Take pride in working to improve the country, rather than trying to blame others for things the country does in your name and with your at least implicit support.

Wednesday, June 24, 2015

Conversations With Mama Squirrel…

So, I’m outside smoking a cigarette this morning, and chatting with Mama Squirrel as she partakes of the buffet I set out for her every day. I tell her how glad I am that she is enjoying her breakfast of sunflower seeds, and every now and again, she looks up at me and says “Thanks” in her silent squirrel tongue. I respond with a “You’re welcome” in my own crude attempt to mimic her clarity.

As I watch her eat, it occurs to me that I wish the whole of my life could be defined by little acts such as providing her with a meal every day. Not by the hurtful things I’ve done and said; not by the illusion I try to maintain about and even to myself. Not about the sadness that sometimes fills me, but which I cannot bear to express. And not about the many times I’ve failed those who should have been able to rely upon me. Unfortunately, that wish is beyond my reach, as I have been and still am too often unkind. Still cling to and share silly self-illusions. Still feel the need to be – or at least appear – centered, grounded, and filled with only joy. And still sulking at the things I should have done, should have achieved, and the trusts I should have never betrayed.

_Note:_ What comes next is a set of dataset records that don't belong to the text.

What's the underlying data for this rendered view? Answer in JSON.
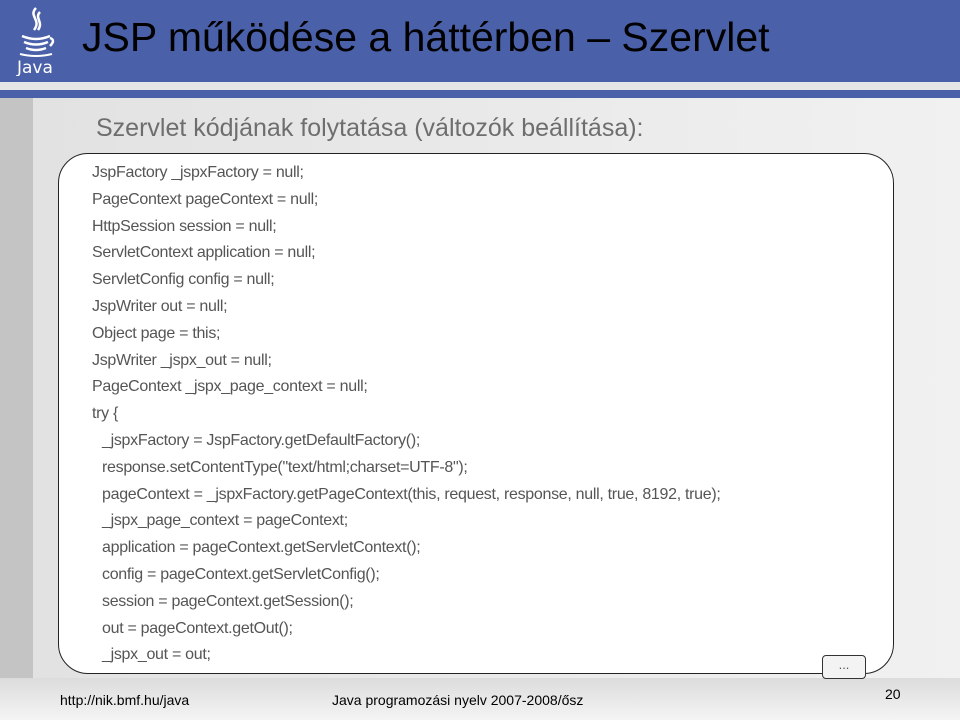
{
  "header": {
    "title": "JSP működése a háttérben – Szervlet",
    "logo_text": "Java"
  },
  "subtitle": "Szervlet kódjának folytatása (változók beállítása):",
  "code_lines": [
    {
      "text": "JspFactory _jspxFactory = null;",
      "indent": false
    },
    {
      "text": "PageContext pageContext = null;",
      "indent": false
    },
    {
      "text": "HttpSession session = null;",
      "indent": false
    },
    {
      "text": "ServletContext application = null;",
      "indent": false
    },
    {
      "text": "ServletConfig config = null;",
      "indent": false
    },
    {
      "text": "JspWriter out = null;",
      "indent": false
    },
    {
      "text": "Object page = this;",
      "indent": false
    },
    {
      "text": "JspWriter _jspx_out = null;",
      "indent": false
    },
    {
      "text": "PageContext _jspx_page_context = null;",
      "indent": false
    },
    {
      "text": "try {",
      "indent": false
    },
    {
      "text": "_jspxFactory = JspFactory.getDefaultFactory();",
      "indent": true
    },
    {
      "text": "response.setContentType(\"text/html;charset=UTF-8\");",
      "indent": true
    },
    {
      "text": "pageContext = _jspxFactory.getPageContext(this, request, response, null, true, 8192, true);",
      "indent": true
    },
    {
      "text": "_jspx_page_context = pageContext;",
      "indent": true
    },
    {
      "text": "application = pageContext.getServletContext();",
      "indent": true
    },
    {
      "text": "config = pageContext.getServletConfig();",
      "indent": true
    },
    {
      "text": "session = pageContext.getSession();",
      "indent": true
    },
    {
      "text": "out = pageContext.getOut();",
      "indent": true
    },
    {
      "text": "_jspx_out = out;",
      "indent": true
    }
  ],
  "more_label": "...",
  "footer": {
    "url": "http://nik.bmf.hu/java",
    "course": "Java programozási nyelv 2007-2008/ősz",
    "page_number": "20"
  },
  "colors": {
    "header_blue": "#4a60a9",
    "subtitle_gray": "#6e6e6e"
  },
  "icons": {
    "logo": "java-coffee-cup-logo"
  }
}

Sometimes, I wonder (only in my most private thoughts, and never aloud) whether I might actually be a sociopath, striving to manipulate my universe and everyone in it for my own benefit. It is within that wondering that I perceive my greatest failure.

But as I continue to watch Mama Squirrel enjoying her meal, the only feelings that I can sustain are those of gratitude that she trusts me enough to continue eating, altogether unconcerned by my presence. She doesn’t know that I’ve killed and eaten many of her kind through the course of my life, and enjoyed the acts. She doesn’t see my failures, my unkind moments, my illusion, or my betrayals. She sees only that large being who provides the food, and poses no threat.

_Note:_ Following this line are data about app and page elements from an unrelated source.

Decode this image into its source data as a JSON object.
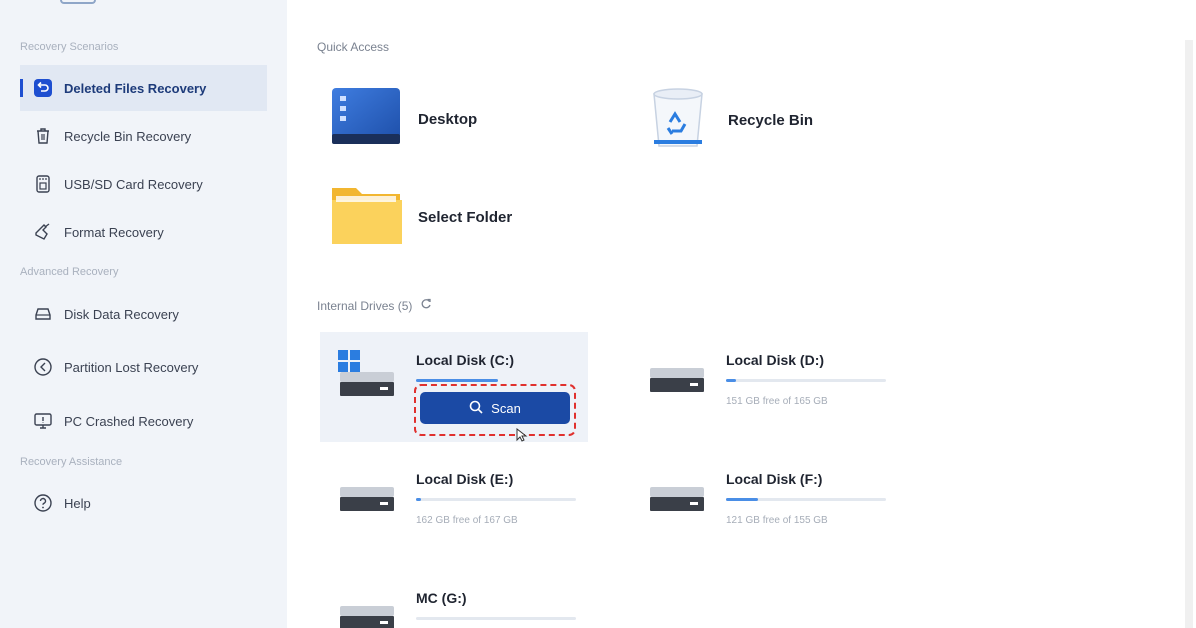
{
  "sidebar": {
    "section_scenarios": "Recovery Scenarios",
    "section_advanced": "Advanced Recovery",
    "section_assistance": "Recovery Assistance",
    "items": [
      {
        "label": "Deleted Files Recovery",
        "icon": "restore-icon"
      },
      {
        "label": "Recycle Bin Recovery",
        "icon": "trash-icon"
      },
      {
        "label": "USB/SD Card Recovery",
        "icon": "usb-sd-icon"
      },
      {
        "label": "Format Recovery",
        "icon": "format-icon"
      },
      {
        "label": "Disk Data Recovery",
        "icon": "disk-icon"
      },
      {
        "label": "Partition Lost Recovery",
        "icon": "partition-icon"
      },
      {
        "label": "PC Crashed Recovery",
        "icon": "pc-crash-icon"
      },
      {
        "label": "Help",
        "icon": "help-icon"
      }
    ]
  },
  "quick_access": {
    "label": "Quick Access",
    "items": [
      {
        "label": "Desktop",
        "icon": "desktop-icon"
      },
      {
        "label": "Recycle Bin",
        "icon": "recycle-bin-icon"
      },
      {
        "label": "Select Folder",
        "icon": "folder-icon"
      }
    ]
  },
  "internal_drives": {
    "label": "Internal Drives (5)",
    "drives": [
      {
        "name": "Local Disk (C:)",
        "info": "",
        "usage": 0.5
      },
      {
        "name": "Local Disk (D:)",
        "info": "151 GB free of 165 GB",
        "usage": 0.06
      },
      {
        "name": "Local Disk (E:)",
        "info": "162 GB free of 167 GB",
        "usage": 0.03
      },
      {
        "name": "Local Disk (F:)",
        "info": "121 GB free of 155 GB",
        "usage": 0.2
      },
      {
        "name": "MC (G:)",
        "info": "",
        "usage": 0.0
      }
    ]
  },
  "scan_button": {
    "label": "Scan"
  },
  "colors": {
    "accent": "#1b4aa5",
    "highlight_dash": "#e0312e",
    "sidebar_bg": "#f1f4f9"
  }
}
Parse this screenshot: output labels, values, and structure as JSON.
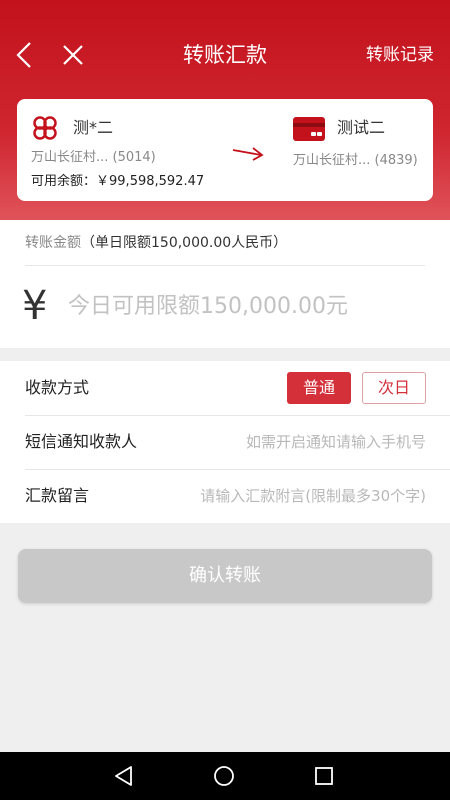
{
  "header": {
    "title": "转账汇款",
    "record_label": "转账记录",
    "back_icon": "back-arrow-icon",
    "close_icon": "close-icon"
  },
  "from_account": {
    "name": "测*二",
    "account": "万山长征村... (5014)",
    "balance_label": "可用余额：",
    "balance_value": "￥99,598,592.47",
    "icon": "bank-logo-icon"
  },
  "to_account": {
    "name": "测试二",
    "account": "万山长征村... (4839)",
    "icon": "bank-card-icon"
  },
  "amount": {
    "label": "转账金额",
    "limit": "（单日限额150,000.00人民币）",
    "currency": "¥",
    "placeholder": "今日可用限额150,000.00元"
  },
  "form": {
    "method_label": "收款方式",
    "method_options": [
      "普通",
      "次日"
    ],
    "method_selected": "普通",
    "sms_label": "短信通知收款人",
    "sms_placeholder": "如需开启通知请输入手机号",
    "message_label": "汇款留言",
    "message_placeholder": "请输入汇款附言(限制最多30个字)"
  },
  "confirm_label": "确认转账",
  "colors": {
    "brand_red": "#c3121c",
    "accent_red": "#d3303a",
    "disabled_gray": "#c8c8c8"
  }
}
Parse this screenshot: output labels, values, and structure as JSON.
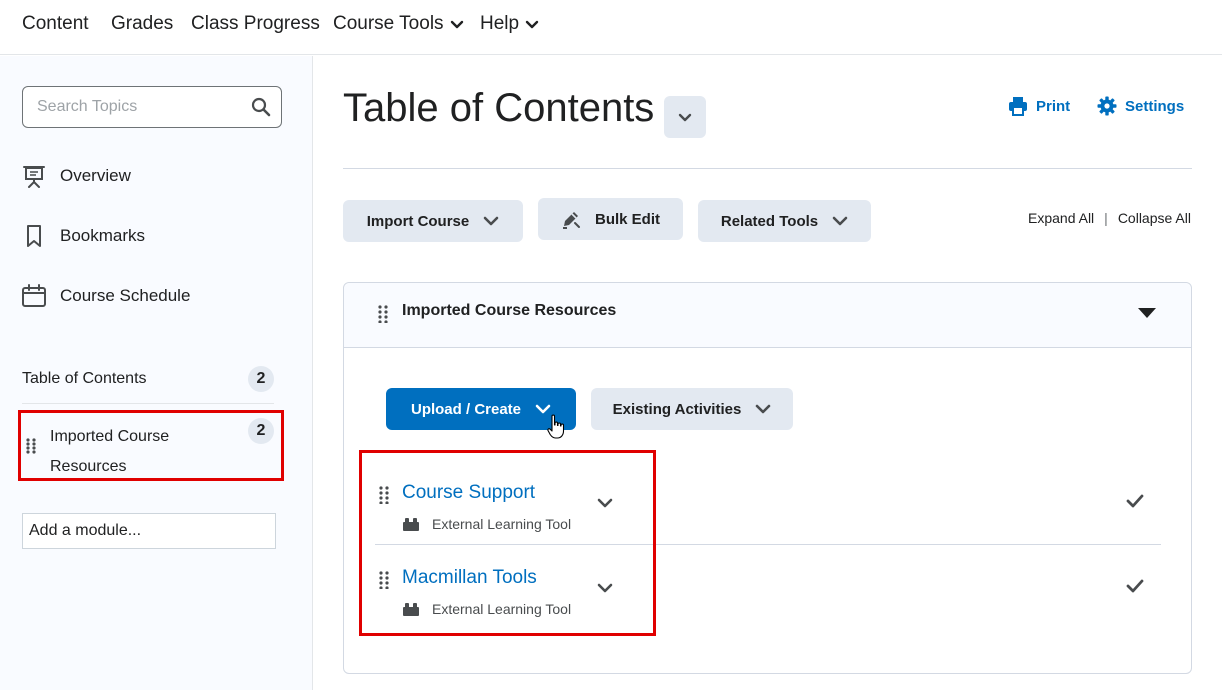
{
  "topnav": {
    "items": [
      {
        "label": "Content"
      },
      {
        "label": "Grades"
      },
      {
        "label": "Class Progress"
      },
      {
        "label": "Course Tools"
      },
      {
        "label": "Help"
      }
    ]
  },
  "sidebar": {
    "search_placeholder": "Search Topics",
    "links": [
      {
        "label": "Overview",
        "icon": "presentation-icon"
      },
      {
        "label": "Bookmarks",
        "icon": "bookmark-icon"
      },
      {
        "label": "Course Schedule",
        "icon": "calendar-icon"
      }
    ],
    "toc": {
      "label": "Table of Contents",
      "count": "2"
    },
    "modules": [
      {
        "label": "Imported Course Resources",
        "count": "2"
      }
    ],
    "add_module_placeholder": "Add a module..."
  },
  "main": {
    "title": "Table of Contents",
    "print_label": "Print",
    "settings_label": "Settings",
    "toolbar": {
      "import_label": "Import Course",
      "bulk_edit_label": "Bulk Edit",
      "related_tools_label": "Related Tools"
    },
    "expand_all": "Expand All",
    "separator": "|",
    "collapse_all": "Collapse All",
    "module": {
      "title": "Imported Course Resources",
      "upload_label": "Upload / Create",
      "existing_label": "Existing Activities",
      "topics": [
        {
          "name": "Course Support",
          "type": "External Learning Tool"
        },
        {
          "name": "Macmillan Tools",
          "type": "External Learning Tool"
        }
      ]
    }
  },
  "colors": {
    "accent": "#006fbf",
    "button_bg": "#e3e9f1",
    "highlight": "#e00000"
  }
}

And in this brief moment, my wish is fulfilled, for she doesn’t see the selfishness, the deceit, and the rage by which I sometimes define myself. She sees only love, kindness, clarity, and all those other things that are easier to behold when one’s belly is being filled. And in this moment, the love, kindness, and clarity are all there is to me. Not the product of any enlightenment on my part, but rather the gift, given by a trusting creature, as thanks for a simple act. I came out here to feed her, but it is I who have been most nourished. Perhaps the ugliness inside me is only a part of the illusion I paint of myself, borne of and perpetuated by the illusion that the ugliness is what defines me.

I’ve come to realize that if I were truly a sociopath, I wouldn’t be worried about it or feel regret. I wouldn’t care whether I had been unkind, unjust, deceitful, or even cruel. I would simply continue being those things, giving thought only to whether they were serving my needs. Those things are still within me, and rear their heads more often than I’d like. But so long as I can win the trust of one who is not inclined to trusting, and yearn to be ever more worthy of that trust, I’m not really a lost cause after all.

Mama Squirrel is finished with her breakfast now, and rushes to return to the sanctuary of her nest in that single oak in the north pasture. She scurries along the ground, stops, and turns to look at me. I like to tell myself that this is her way of leaving a tip, of acknowledging the kindness of her meal. But in truth, her wordless trust is all the thanks I could possibly need, and falls far short of the debt I owe her for simply allowing me into her little circle. For telling me that the shadows and demons are not the whole of who I am. And, in these brief moments, for granting me my single greatest wish.

Thank you, Mama Squirrel. I'll see you tomorrow. Same time, okay?